:: LISTED RECORDS

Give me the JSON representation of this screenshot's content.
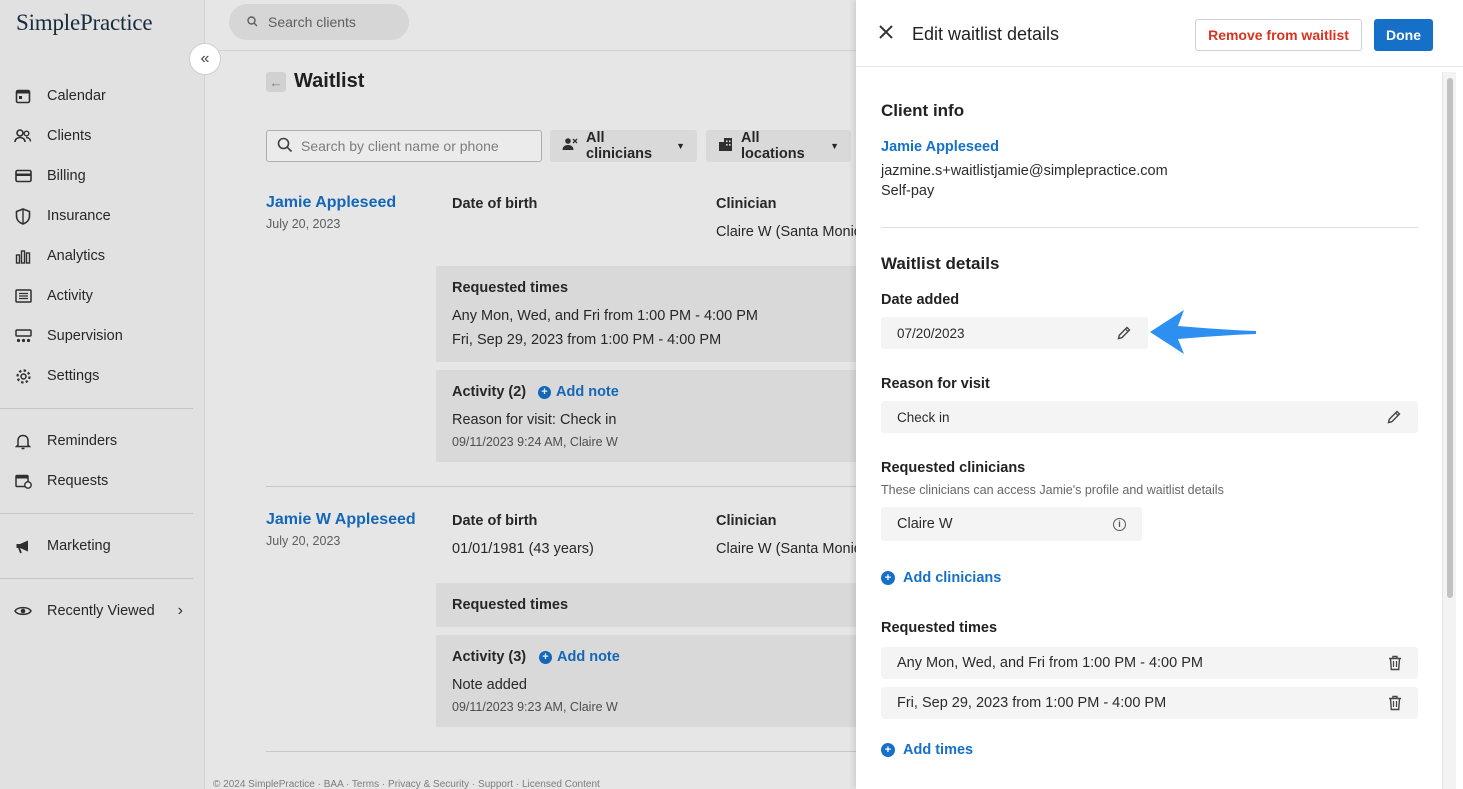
{
  "app": {
    "logo": "SimplePractice"
  },
  "topbar": {
    "search_placeholder": "Search clients"
  },
  "sidebar": {
    "items": [
      {
        "label": "Calendar",
        "icon": "calendar-icon"
      },
      {
        "label": "Clients",
        "icon": "clients-icon"
      },
      {
        "label": "Billing",
        "icon": "billing-icon"
      },
      {
        "label": "Insurance",
        "icon": "shield-icon"
      },
      {
        "label": "Analytics",
        "icon": "bar-chart-icon"
      },
      {
        "label": "Activity",
        "icon": "list-icon"
      },
      {
        "label": "Supervision",
        "icon": "supervision-icon"
      },
      {
        "label": "Settings",
        "icon": "gear-icon"
      }
    ],
    "items2": [
      {
        "label": "Reminders",
        "icon": "bell-icon"
      },
      {
        "label": "Requests",
        "icon": "requests-icon"
      }
    ],
    "marketing": {
      "label": "Marketing",
      "icon": "megaphone-icon"
    },
    "recent": {
      "label": "Recently Viewed",
      "icon": "eye-icon"
    }
  },
  "waitlist": {
    "title": "Waitlist",
    "search_placeholder": "Search by client name or phone",
    "filter_clinicians": "All clinicians",
    "filter_locations": "All locations",
    "entries": [
      {
        "name": "Jamie Appleseed",
        "date": "July 20, 2023",
        "dob_label": "Date of birth",
        "dob_value": "",
        "clinician_label": "Clinician",
        "clinician_value": "Claire W (Santa Monic",
        "requested_label": "Requested times",
        "requested": [
          "Any Mon, Wed, and Fri from 1:00 PM - 4:00 PM",
          "Fri, Sep 29, 2023 from 1:00 PM - 4:00 PM"
        ],
        "activity_label": "Activity (2)",
        "add_note": "Add note",
        "activity_text": "Reason for visit: Check in",
        "activity_meta": "09/11/2023 9:24 AM, Claire W"
      },
      {
        "name": "Jamie W Appleseed",
        "date": "July 20, 2023",
        "dob_label": "Date of birth",
        "dob_value": "01/01/1981 (43 years)",
        "clinician_label": "Clinician",
        "clinician_value": "Claire W (Santa Monic",
        "requested_label": "Requested times",
        "activity_label": "Activity (3)",
        "add_note": "Add note",
        "activity_text": "Note added",
        "activity_meta": "09/11/2023 9:23 AM, Claire W"
      }
    ],
    "footer": "© 2024 SimplePractice · BAA · Terms · Privacy & Security · Support · Licensed Content"
  },
  "panel": {
    "title": "Edit waitlist details",
    "remove_label": "Remove from waitlist",
    "done_label": "Done",
    "client_info_heading": "Client info",
    "client_name": "Jamie Appleseed",
    "client_email": "jazmine.s+waitlistjamie@simplepractice.com",
    "client_payment": "Self-pay",
    "details_heading": "Waitlist details",
    "date_added_label": "Date added",
    "date_added_value": "07/20/2023",
    "reason_label": "Reason for visit",
    "reason_value": "Check in",
    "clinicians_label": "Requested clinicians",
    "clinicians_help": "These clinicians can access Jamie's profile and waitlist details",
    "clinician_chip": "Claire W",
    "add_clinicians": "Add clinicians",
    "times_label": "Requested times",
    "times": [
      "Any Mon, Wed, and Fri from 1:00 PM - 4:00 PM",
      "Fri, Sep 29, 2023 from 1:00 PM - 4:00 PM"
    ],
    "add_times": "Add times"
  },
  "colors": {
    "accent": "#1670c8",
    "danger": "#d9331f",
    "annotation": "#2d8ff0"
  }
}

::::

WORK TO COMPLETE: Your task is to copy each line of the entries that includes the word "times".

EXERCISE RESULT:
        "requested_label": "Requested times",
        "requested_label": "Requested times",
    "times_label": "Requested times",
    "times": [
    "add_times": "Add times"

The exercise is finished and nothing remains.